→ Assignment: Give the data back exactly. Leave out any images.

→ Given data:
-*-*-
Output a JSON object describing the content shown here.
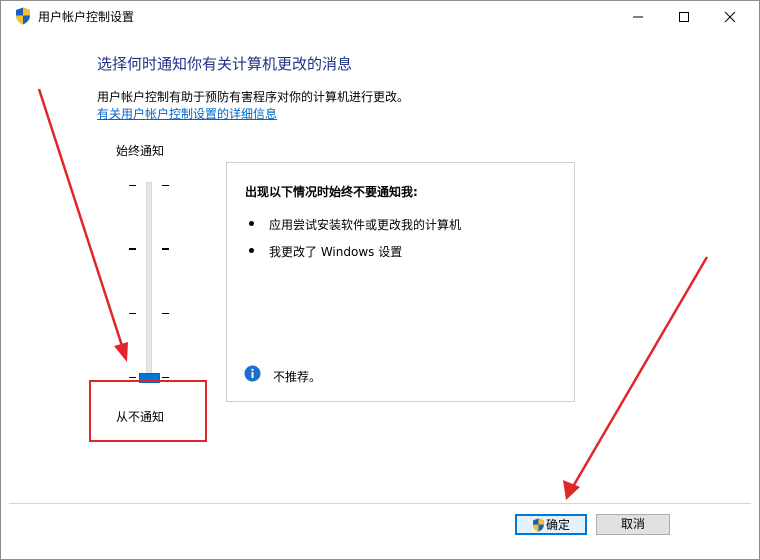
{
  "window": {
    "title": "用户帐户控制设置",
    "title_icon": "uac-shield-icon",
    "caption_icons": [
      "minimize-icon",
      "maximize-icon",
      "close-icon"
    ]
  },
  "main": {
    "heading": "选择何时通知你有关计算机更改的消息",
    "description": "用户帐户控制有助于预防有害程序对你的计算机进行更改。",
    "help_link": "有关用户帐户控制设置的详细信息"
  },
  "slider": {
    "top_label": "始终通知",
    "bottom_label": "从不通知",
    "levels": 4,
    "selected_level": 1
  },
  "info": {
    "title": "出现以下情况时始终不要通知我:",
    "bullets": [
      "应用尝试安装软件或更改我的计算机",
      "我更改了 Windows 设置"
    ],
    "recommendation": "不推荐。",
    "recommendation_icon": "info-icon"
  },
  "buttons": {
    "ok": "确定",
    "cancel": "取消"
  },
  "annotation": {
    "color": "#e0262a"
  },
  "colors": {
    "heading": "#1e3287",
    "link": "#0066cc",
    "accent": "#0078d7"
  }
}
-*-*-
→ Reply to the exercise:
Output a JSON object describing the content shown here.
{
  "window": {
    "title": "用户帐户控制设置",
    "title_icon": "uac-shield-icon",
    "caption_icons": [
      "minimize-icon",
      "maximize-icon",
      "close-icon"
    ]
  },
  "main": {
    "heading": "选择何时通知你有关计算机更改的消息",
    "description": "用户帐户控制有助于预防有害程序对你的计算机进行更改。",
    "help_link": "有关用户帐户控制设置的详细信息"
  },
  "slider": {
    "top_label": "始终通知",
    "bottom_label": "从不通知",
    "levels": 4,
    "selected_level": 1
  },
  "info": {
    "title": "出现以下情况时始终不要通知我:",
    "bullets": [
      "应用尝试安装软件或更改我的计算机",
      "我更改了 Windows 设置"
    ],
    "recommendation": "不推荐。",
    "recommendation_icon": "info-icon"
  },
  "buttons": {
    "ok": "确定",
    "cancel": "取消"
  },
  "annotation": {
    "color": "#e0262a"
  },
  "colors": {
    "heading": "#1e3287",
    "link": "#0066cc",
    "accent": "#0078d7"
  }
}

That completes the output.